Requirement:
Find how many lines in the data below include the word "value", then write only that number.

Source data:
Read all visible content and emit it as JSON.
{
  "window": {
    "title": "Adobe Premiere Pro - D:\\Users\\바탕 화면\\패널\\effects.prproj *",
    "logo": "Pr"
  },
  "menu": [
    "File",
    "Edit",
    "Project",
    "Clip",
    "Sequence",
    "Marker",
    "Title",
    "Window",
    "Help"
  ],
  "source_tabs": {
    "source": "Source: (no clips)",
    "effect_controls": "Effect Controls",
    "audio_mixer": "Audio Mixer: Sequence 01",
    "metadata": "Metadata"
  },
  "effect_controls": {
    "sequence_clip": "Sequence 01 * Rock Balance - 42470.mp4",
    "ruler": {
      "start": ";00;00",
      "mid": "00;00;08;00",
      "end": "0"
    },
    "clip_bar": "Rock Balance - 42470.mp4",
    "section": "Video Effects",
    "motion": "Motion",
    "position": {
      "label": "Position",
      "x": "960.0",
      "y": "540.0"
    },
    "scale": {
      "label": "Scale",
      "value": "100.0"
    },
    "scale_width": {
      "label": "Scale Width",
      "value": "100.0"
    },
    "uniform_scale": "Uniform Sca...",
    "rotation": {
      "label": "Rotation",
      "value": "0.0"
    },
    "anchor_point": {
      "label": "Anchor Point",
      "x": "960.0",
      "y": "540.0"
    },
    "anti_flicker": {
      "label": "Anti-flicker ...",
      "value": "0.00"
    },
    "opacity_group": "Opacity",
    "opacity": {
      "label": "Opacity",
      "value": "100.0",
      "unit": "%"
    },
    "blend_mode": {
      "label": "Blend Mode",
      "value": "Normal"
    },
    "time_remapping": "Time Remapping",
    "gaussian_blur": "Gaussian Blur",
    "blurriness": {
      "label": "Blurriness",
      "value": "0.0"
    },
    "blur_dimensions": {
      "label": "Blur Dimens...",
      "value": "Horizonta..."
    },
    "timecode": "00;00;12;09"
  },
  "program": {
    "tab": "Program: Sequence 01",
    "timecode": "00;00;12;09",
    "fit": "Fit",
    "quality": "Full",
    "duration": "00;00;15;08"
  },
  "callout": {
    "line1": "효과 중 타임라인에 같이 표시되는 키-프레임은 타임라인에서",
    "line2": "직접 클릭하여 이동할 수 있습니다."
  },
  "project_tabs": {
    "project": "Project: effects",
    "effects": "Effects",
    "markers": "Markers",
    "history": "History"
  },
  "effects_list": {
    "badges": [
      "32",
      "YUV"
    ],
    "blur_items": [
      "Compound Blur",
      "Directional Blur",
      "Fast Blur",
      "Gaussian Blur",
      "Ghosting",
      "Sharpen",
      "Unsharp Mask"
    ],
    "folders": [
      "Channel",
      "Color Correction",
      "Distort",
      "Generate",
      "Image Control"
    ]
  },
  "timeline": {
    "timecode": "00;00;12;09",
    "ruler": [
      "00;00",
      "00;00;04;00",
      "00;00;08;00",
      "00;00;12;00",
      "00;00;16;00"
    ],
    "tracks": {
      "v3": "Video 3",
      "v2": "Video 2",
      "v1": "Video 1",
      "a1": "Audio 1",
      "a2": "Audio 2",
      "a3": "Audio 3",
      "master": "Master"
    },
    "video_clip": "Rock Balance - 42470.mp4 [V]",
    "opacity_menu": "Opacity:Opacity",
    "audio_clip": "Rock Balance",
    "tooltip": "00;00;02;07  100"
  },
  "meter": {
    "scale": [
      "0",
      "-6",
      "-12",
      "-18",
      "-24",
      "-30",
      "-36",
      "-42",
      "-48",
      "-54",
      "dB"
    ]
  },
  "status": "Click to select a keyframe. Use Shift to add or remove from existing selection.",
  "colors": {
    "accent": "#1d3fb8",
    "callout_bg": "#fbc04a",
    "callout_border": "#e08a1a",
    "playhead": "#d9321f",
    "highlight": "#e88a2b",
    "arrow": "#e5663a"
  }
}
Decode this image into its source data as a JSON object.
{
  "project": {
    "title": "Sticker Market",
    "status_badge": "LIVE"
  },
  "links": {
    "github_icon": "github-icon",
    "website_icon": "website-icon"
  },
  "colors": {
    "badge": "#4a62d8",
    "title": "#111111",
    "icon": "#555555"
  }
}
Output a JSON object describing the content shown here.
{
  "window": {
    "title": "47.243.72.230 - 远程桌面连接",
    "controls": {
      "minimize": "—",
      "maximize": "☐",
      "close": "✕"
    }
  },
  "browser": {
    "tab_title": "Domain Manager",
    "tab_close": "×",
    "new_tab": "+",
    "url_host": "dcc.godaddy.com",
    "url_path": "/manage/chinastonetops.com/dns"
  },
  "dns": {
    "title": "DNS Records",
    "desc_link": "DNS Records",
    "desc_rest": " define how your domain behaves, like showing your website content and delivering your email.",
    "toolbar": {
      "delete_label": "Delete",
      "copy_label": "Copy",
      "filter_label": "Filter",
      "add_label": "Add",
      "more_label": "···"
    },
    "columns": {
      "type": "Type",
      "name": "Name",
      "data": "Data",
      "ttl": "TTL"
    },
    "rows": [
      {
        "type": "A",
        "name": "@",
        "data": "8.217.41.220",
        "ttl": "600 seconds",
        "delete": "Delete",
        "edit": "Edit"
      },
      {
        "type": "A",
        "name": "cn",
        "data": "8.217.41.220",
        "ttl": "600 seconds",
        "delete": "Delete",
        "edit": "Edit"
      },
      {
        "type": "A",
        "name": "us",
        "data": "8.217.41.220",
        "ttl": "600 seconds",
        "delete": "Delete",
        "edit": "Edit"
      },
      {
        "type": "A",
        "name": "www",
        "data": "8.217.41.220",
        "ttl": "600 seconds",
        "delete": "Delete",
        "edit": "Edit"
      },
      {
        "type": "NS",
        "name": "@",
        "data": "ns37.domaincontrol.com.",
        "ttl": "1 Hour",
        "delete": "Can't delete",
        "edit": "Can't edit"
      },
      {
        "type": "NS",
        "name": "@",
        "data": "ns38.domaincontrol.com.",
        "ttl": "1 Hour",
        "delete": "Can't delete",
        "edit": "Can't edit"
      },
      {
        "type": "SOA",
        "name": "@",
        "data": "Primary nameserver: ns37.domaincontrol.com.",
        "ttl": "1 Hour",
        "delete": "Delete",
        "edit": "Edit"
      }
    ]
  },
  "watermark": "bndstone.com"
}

Task response:
8